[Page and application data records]
*** Block opens ***
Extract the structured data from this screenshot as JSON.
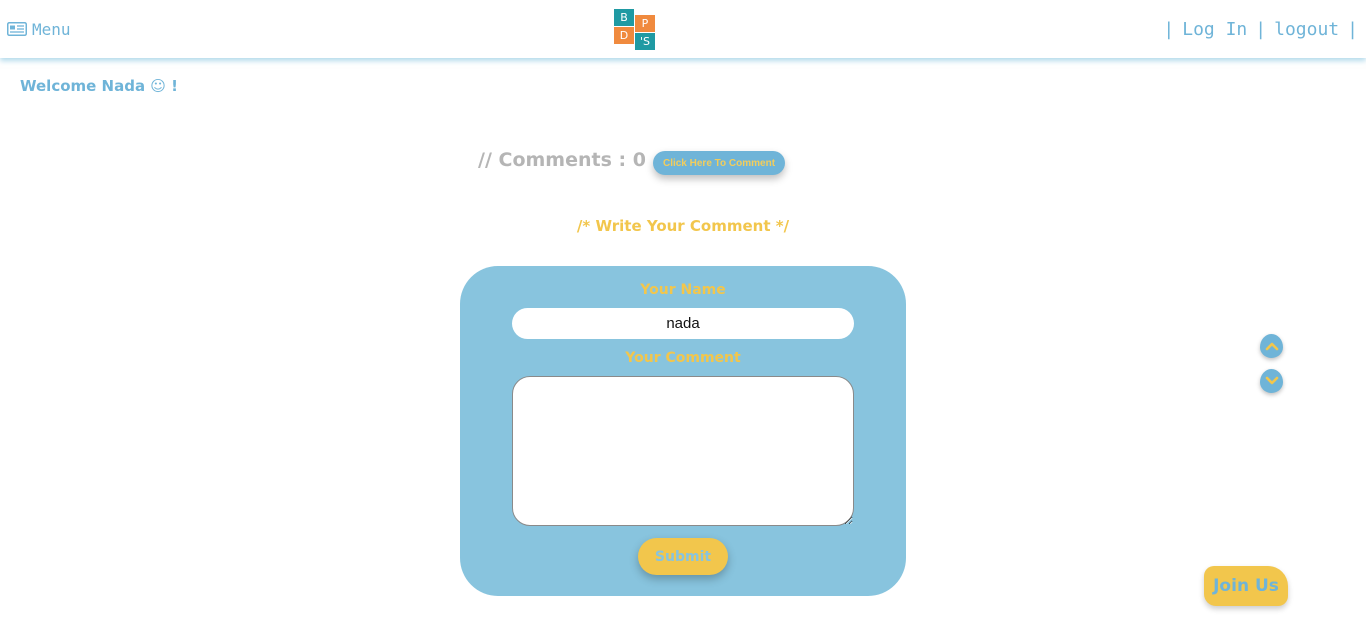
{
  "header": {
    "menu_label": "Menu",
    "menu_icon": "newspaper-icon",
    "logo_letters": [
      "B",
      "P",
      "D",
      "'S"
    ],
    "nav": {
      "sep1": "|",
      "login": "Log In",
      "sep2": "|",
      "logout": "logout",
      "sep3": "|"
    }
  },
  "welcome": {
    "text": "Welcome Nada ☺ !"
  },
  "comments": {
    "count_text": "// Comments : 0",
    "button_label": "Click Here To Comment",
    "write_title": "/* Write Your Comment */"
  },
  "form": {
    "name_label": "Your Name",
    "name_value": "nada",
    "comment_label": "Your Comment",
    "comment_value": "",
    "submit_label": "Submit"
  },
  "scroll": {
    "up_icon": "chevron-up-icon",
    "down_icon": "chevron-down-icon"
  },
  "join": {
    "label": "Join Us"
  },
  "colors": {
    "accent_blue": "#6fb4d8",
    "card_blue": "#88c4de",
    "accent_yellow": "#f2c64c",
    "logo_teal": "#1f9aa3",
    "logo_orange": "#f08a3e"
  }
}
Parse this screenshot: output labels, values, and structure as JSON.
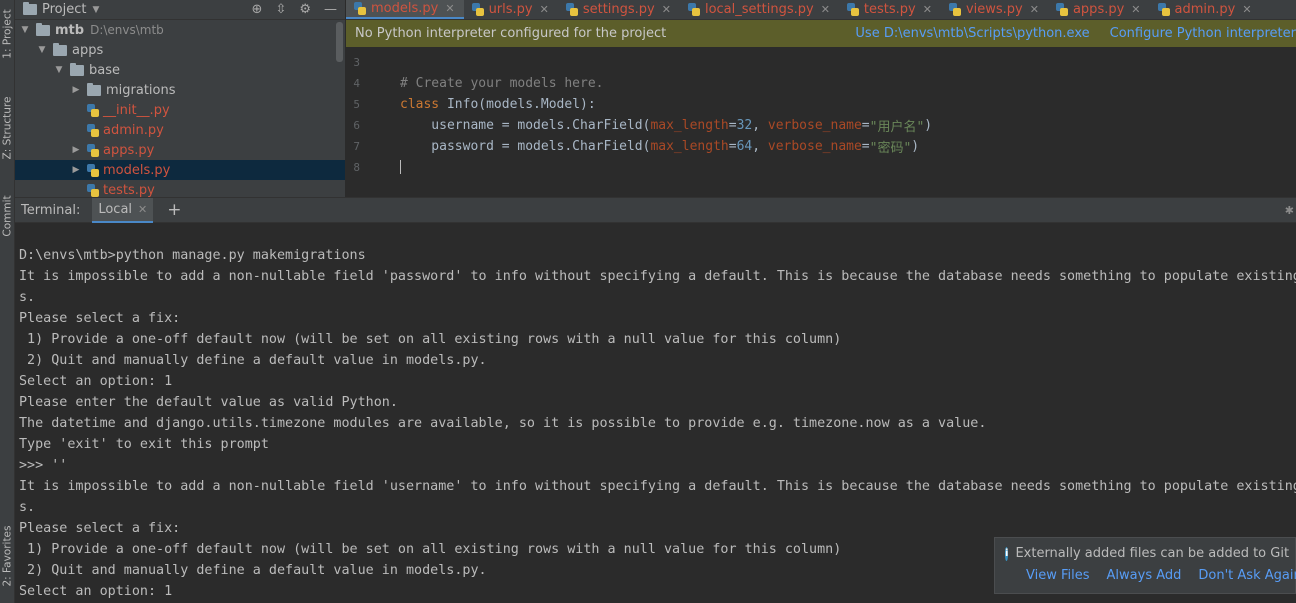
{
  "side_strip": {
    "project": "1: Project",
    "structure": "Z: Structure",
    "commit": "Commit",
    "favorites": "2: Favorites"
  },
  "project_panel": {
    "title": "Project",
    "tree": [
      {
        "name": "mtb",
        "hint": "D:\\envs\\mtb"
      },
      {
        "name": "apps"
      },
      {
        "name": "base"
      },
      {
        "name": "migrations"
      },
      {
        "name": "__init__.py"
      },
      {
        "name": "admin.py"
      },
      {
        "name": "apps.py"
      },
      {
        "name": "models.py"
      },
      {
        "name": "tests.py"
      }
    ]
  },
  "editor": {
    "tabs": [
      {
        "label": "models.py"
      },
      {
        "label": "urls.py"
      },
      {
        "label": "settings.py"
      },
      {
        "label": "local_settings.py"
      },
      {
        "label": "tests.py"
      },
      {
        "label": "views.py"
      },
      {
        "label": "apps.py"
      },
      {
        "label": "admin.py"
      }
    ],
    "notice": {
      "text": "No Python interpreter configured for the project",
      "action_use": "Use D:\\envs\\mtb\\Scripts\\python.exe",
      "action_configure": "Configure Python interpreter"
    },
    "line_numbers": [
      "3",
      "4",
      "5",
      "6",
      "7",
      "8"
    ],
    "code": {
      "comment": "# Create your models here.",
      "kw_class": "class",
      "class_decl": " Info(models.Model):",
      "l6_a": "    username = models.CharField(",
      "l6_p1": "max_length",
      "l6_eq1": "=",
      "l6_n1": "32",
      "l6_sep": ", ",
      "l6_p2": "verbose_name",
      "l6_eq2": "=",
      "l6_s": "\"用户名\"",
      "l6_end": ")",
      "l7_a": "    password = models.CharField(",
      "l7_p1": "max_length",
      "l7_eq1": "=",
      "l7_n1": "64",
      "l7_sep": ", ",
      "l7_p2": "verbose_name",
      "l7_eq2": "=",
      "l7_s": "\"密码\"",
      "l7_end": ")"
    }
  },
  "terminal": {
    "title": "Terminal:",
    "tab": "Local",
    "lines": [
      "D:\\envs\\mtb>python manage.py makemigrations",
      "It is impossible to add a non-nullable field 'password' to info without specifying a default. This is because the database needs something to populate existing row",
      "s.",
      "Please select a fix:",
      " 1) Provide a one-off default now (will be set on all existing rows with a null value for this column)",
      " 2) Quit and manually define a default value in models.py.",
      "Select an option: 1",
      "Please enter the default value as valid Python.",
      "The datetime and django.utils.timezone modules are available, so it is possible to provide e.g. timezone.now as a value.",
      "Type 'exit' to exit this prompt",
      ">>> ''",
      "It is impossible to add a non-nullable field 'username' to info without specifying a default. This is because the database needs something to populate existing row",
      "s.",
      "Please select a fix:",
      " 1) Provide a one-off default now (will be set on all existing rows with a null value for this column)",
      " 2) Quit and manually define a default value in models.py.",
      "Select an option: 1"
    ]
  },
  "notification": {
    "message": "Externally added files can be added to Git",
    "view_files": "View Files",
    "always_add": "Always Add",
    "dont_ask": "Don't Ask Again"
  }
}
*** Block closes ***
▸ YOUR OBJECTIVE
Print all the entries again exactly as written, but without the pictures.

▸ ANSWER TO THE PROBLEM
Extract the structured data from this screenshot as JSON.
{
  "header": {
    "menu_label": "Menu",
    "menu_icon": "newspaper-icon",
    "logo_letters": [
      "B",
      "P",
      "D",
      "'S"
    ],
    "nav": {
      "sep1": "|",
      "login": "Log In",
      "sep2": "|",
      "logout": "logout",
      "sep3": "|"
    }
  },
  "welcome": {
    "text": "Welcome Nada ☺ !"
  },
  "comments": {
    "count_text": "// Comments : 0",
    "button_label": "Click Here To Comment",
    "write_title": "/* Write Your Comment */"
  },
  "form": {
    "name_label": "Your Name",
    "name_value": "nada",
    "comment_label": "Your Comment",
    "comment_value": "",
    "submit_label": "Submit"
  },
  "scroll": {
    "up_icon": "chevron-up-icon",
    "down_icon": "chevron-down-icon"
  },
  "join": {
    "label": "Join Us"
  },
  "colors": {
    "accent_blue": "#6fb4d8",
    "card_blue": "#88c4de",
    "accent_yellow": "#f2c64c",
    "logo_teal": "#1f9aa3",
    "logo_orange": "#f08a3e"
  }
}
Parse this screenshot: output labels, values, and structure as JSON.
{
  "side_strip": {
    "project": "1: Project",
    "structure": "Z: Structure",
    "commit": "Commit",
    "favorites": "2: Favorites"
  },
  "project_panel": {
    "title": "Project",
    "tree": [
      {
        "name": "mtb",
        "hint": "D:\\envs\\mtb"
      },
      {
        "name": "apps"
      },
      {
        "name": "base"
      },
      {
        "name": "migrations"
      },
      {
        "name": "__init__.py"
      },
      {
        "name": "admin.py"
      },
      {
        "name": "apps.py"
      },
      {
        "name": "models.py"
      },
      {
        "name": "tests.py"
      }
    ]
  },
  "editor": {
    "tabs": [
      {
        "label": "models.py"
      },
      {
        "label": "urls.py"
      },
      {
        "label": "settings.py"
      },
      {
        "label": "local_settings.py"
      },
      {
        "label": "tests.py"
      },
      {
        "label": "views.py"
      },
      {
        "label": "apps.py"
      },
      {
        "label": "admin.py"
      }
    ],
    "notice": {
      "text": "No Python interpreter configured for the project",
      "action_use": "Use D:\\envs\\mtb\\Scripts\\python.exe",
      "action_configure": "Configure Python interpreter"
    },
    "line_numbers": [
      "3",
      "4",
      "5",
      "6",
      "7",
      "8"
    ],
    "code": {
      "comment": "# Create your models here.",
      "kw_class": "class",
      "class_decl": " Info(models.Model):",
      "l6_a": "    username = models.CharField(",
      "l6_p1": "max_length",
      "l6_eq1": "=",
      "l6_n1": "32",
      "l6_sep": ", ",
      "l6_p2": "verbose_name",
      "l6_eq2": "=",
      "l6_s": "\"用户名\"",
      "l6_end": ")",
      "l7_a": "    password = models.CharField(",
      "l7_p1": "max_length",
      "l7_eq1": "=",
      "l7_n1": "64",
      "l7_sep": ", ",
      "l7_p2": "verbose_name",
      "l7_eq2": "=",
      "l7_s": "\"密码\"",
      "l7_end": ")"
    }
  },
  "terminal": {
    "title": "Terminal:",
    "tab": "Local",
    "lines": [
      "D:\\envs\\mtb>python manage.py makemigrations",
      "It is impossible to add a non-nullable field 'password' to info without specifying a default. This is because the database needs something to populate existing row",
      "s.",
      "Please select a fix:",
      " 1) Provide a one-off default now (will be set on all existing rows with a null value for this column)",
      " 2) Quit and manually define a default value in models.py.",
      "Select an option: 1",
      "Please enter the default value as valid Python.",
      "The datetime and django.utils.timezone modules are available, so it is possible to provide e.g. timezone.now as a value.",
      "Type 'exit' to exit this prompt",
      ">>> ''",
      "It is impossible to add a non-nullable field 'username' to info without specifying a default. This is because the database needs something to populate existing row",
      "s.",
      "Please select a fix:",
      " 1) Provide a one-off default now (will be set on all existing rows with a null value for this column)",
      " 2) Quit and manually define a default value in models.py.",
      "Select an option: 1"
    ]
  },
  "notification": {
    "message": "Externally added files can be added to Git",
    "view_files": "View Files",
    "always_add": "Always Add",
    "dont_ask": "Don't Ask Again"
  }
}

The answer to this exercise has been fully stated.